EXTRACTED DATA section start

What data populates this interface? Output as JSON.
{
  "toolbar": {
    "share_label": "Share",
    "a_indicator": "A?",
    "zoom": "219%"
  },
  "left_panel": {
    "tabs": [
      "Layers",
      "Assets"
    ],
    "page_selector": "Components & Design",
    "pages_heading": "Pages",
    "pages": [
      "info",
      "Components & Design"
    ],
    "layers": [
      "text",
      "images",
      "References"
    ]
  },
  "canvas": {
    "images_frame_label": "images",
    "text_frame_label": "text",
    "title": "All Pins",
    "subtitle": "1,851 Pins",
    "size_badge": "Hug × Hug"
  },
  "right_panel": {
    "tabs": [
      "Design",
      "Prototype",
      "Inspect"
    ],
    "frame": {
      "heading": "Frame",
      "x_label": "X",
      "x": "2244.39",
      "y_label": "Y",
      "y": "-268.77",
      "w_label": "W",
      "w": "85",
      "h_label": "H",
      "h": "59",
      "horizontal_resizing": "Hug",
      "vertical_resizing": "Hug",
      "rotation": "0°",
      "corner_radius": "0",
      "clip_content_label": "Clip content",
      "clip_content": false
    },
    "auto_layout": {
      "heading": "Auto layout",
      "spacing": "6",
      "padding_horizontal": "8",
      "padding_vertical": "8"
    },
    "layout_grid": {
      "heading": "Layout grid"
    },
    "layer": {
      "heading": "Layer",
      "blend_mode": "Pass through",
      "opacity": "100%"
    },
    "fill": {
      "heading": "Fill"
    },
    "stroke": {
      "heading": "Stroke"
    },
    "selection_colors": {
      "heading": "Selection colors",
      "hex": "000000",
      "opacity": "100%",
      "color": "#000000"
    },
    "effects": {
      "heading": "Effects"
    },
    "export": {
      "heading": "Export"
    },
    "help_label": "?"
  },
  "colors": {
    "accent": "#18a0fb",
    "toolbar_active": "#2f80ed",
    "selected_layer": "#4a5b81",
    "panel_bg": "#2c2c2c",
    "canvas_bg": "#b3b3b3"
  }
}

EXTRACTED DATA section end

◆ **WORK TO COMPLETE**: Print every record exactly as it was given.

◆ **WRITTEN RESPONSE**:
What data populates this interface? Output as JSON.
{
  "toolbar": {
    "share_label": "Share",
    "a_indicator": "A?",
    "zoom": "219%"
  },
  "left_panel": {
    "tabs": [
      "Layers",
      "Assets"
    ],
    "page_selector": "Components & Design",
    "pages_heading": "Pages",
    "pages": [
      "info",
      "Components & Design"
    ],
    "layers": [
      "text",
      "images",
      "References"
    ]
  },
  "canvas": {
    "images_frame_label": "images",
    "text_frame_label": "text",
    "title": "All Pins",
    "subtitle": "1,851 Pins",
    "size_badge": "Hug × Hug"
  },
  "right_panel": {
    "tabs": [
      "Design",
      "Prototype",
      "Inspect"
    ],
    "frame": {
      "heading": "Frame",
      "x_label": "X",
      "x": "2244.39",
      "y_label": "Y",
      "y": "-268.77",
      "w_label": "W",
      "w": "85",
      "h_label": "H",
      "h": "59",
      "horizontal_resizing": "Hug",
      "vertical_resizing": "Hug",
      "rotation": "0°",
      "corner_radius": "0",
      "clip_content_label": "Clip content",
      "clip_content": false
    },
    "auto_layout": {
      "heading": "Auto layout",
      "spacing": "6",
      "padding_horizontal": "8",
      "padding_vertical": "8"
    },
    "layout_grid": {
      "heading": "Layout grid"
    },
    "layer": {
      "heading": "Layer",
      "blend_mode": "Pass through",
      "opacity": "100%"
    },
    "fill": {
      "heading": "Fill"
    },
    "stroke": {
      "heading": "Stroke"
    },
    "selection_colors": {
      "heading": "Selection colors",
      "hex": "000000",
      "opacity": "100%",
      "color": "#000000"
    },
    "effects": {
      "heading": "Effects"
    },
    "export": {
      "heading": "Export"
    },
    "help_label": "?"
  },
  "colors": {
    "accent": "#18a0fb",
    "toolbar_active": "#2f80ed",
    "selected_layer": "#4a5b81",
    "panel_bg": "#2c2c2c",
    "canvas_bg": "#b3b3b3"
  }
}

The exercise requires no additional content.